  #2 (permalink)  
Old 11-24-2013, 07:23 PM
Cricket's Avatar
Cricket Cricket is offline
Member
 
Join Date: Sep 2011
Location: Brooklyn Navy Yard
Posts: 276
Default Re: Planked Half Model

To continue...
The molds and transom are each glued to the profile board in their respective positions, corresponding to their position on the lines plan. I used cyanoacrylate for this, as for the whole project. I mounted the profile board to a piece of mdf with an "L" shaped block on the back to facilitate clamping in the vise in various positions.


This is the transom, expanded to its true shape.


The molds and transom are glued to the profile board, which is screwed to an mdf backer.

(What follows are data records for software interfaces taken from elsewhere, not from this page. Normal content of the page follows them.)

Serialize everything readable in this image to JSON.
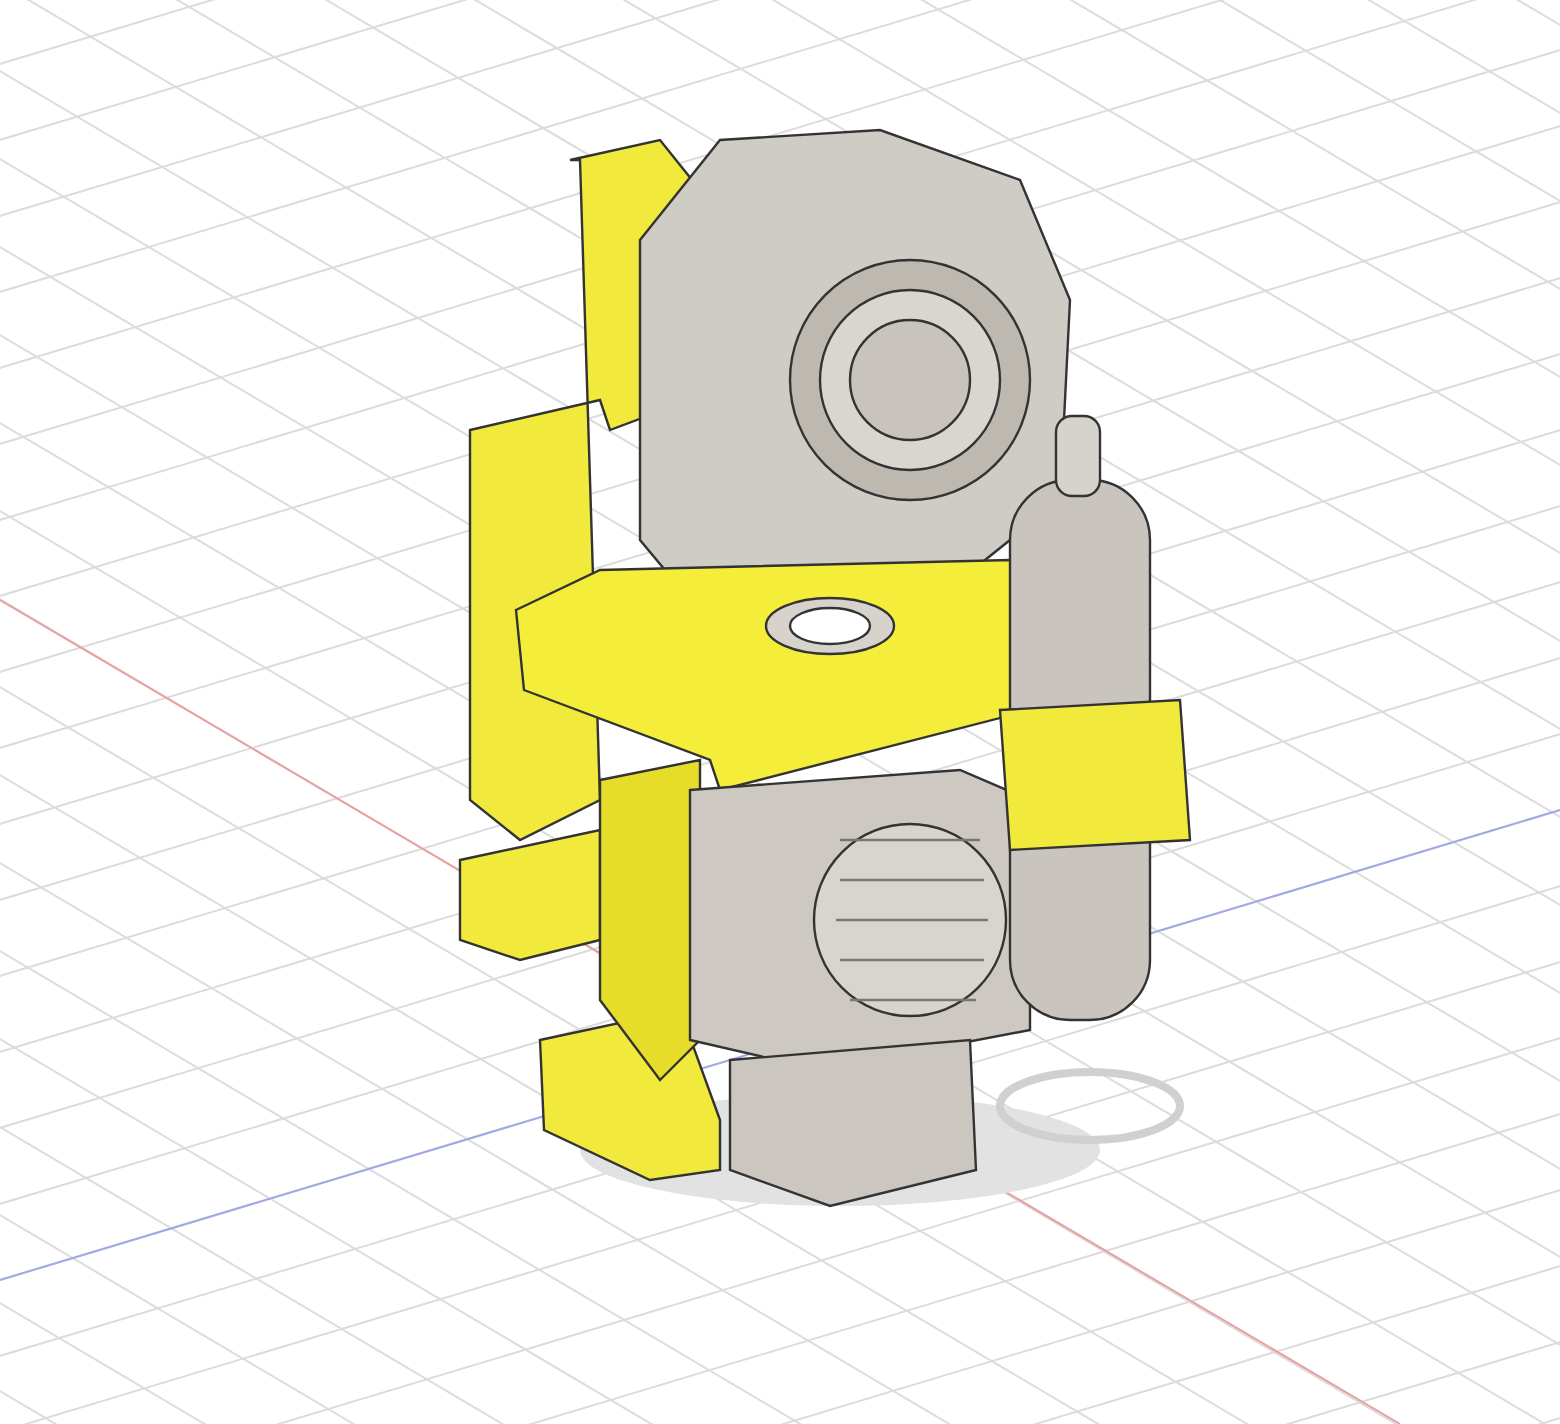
{
  "viewport": {
    "grid": true
  }
}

Dories have a narrow, flat bottom, usually about an inch thick. I used the 1/8" poplar again for that, gluing it onto the molds and then fairing the edge in a long, winding bevel to match the angle at each mold. This is just like it would be done on the full size boat.

Once the bottom is on and faired, the planking can start. I used bristol board to make plank patterns, wrapping a strip around the molds and marking off the knuckle locations from underneath. You have to be careful not edge set the pattern. It must lay flat and "normal" on all the molds. After marking the knuckles, I measured the widths to the inside bevel of the bottom at each mold, then faired the lines with my spline and ducks. The expanded shapes of boat planks can be surprising. I'll try to take a photo of the plank shapes laid flat when I'm back in the shop.



Once happy with the pattern, I traced it onto my planking stock, cut it out, faired it with a block plane, and glued it on the molds. It's a challenge working this small, trying to figure out ways of clamping things to a small, fragile setup. I ended up just starting amidship, and gluing a little bit at a time, holding it all with my hands til the glue set, then moving on. I've lost quite a bit of skin so far to the cyanoacrylate.

To be continued...
Reply With Quote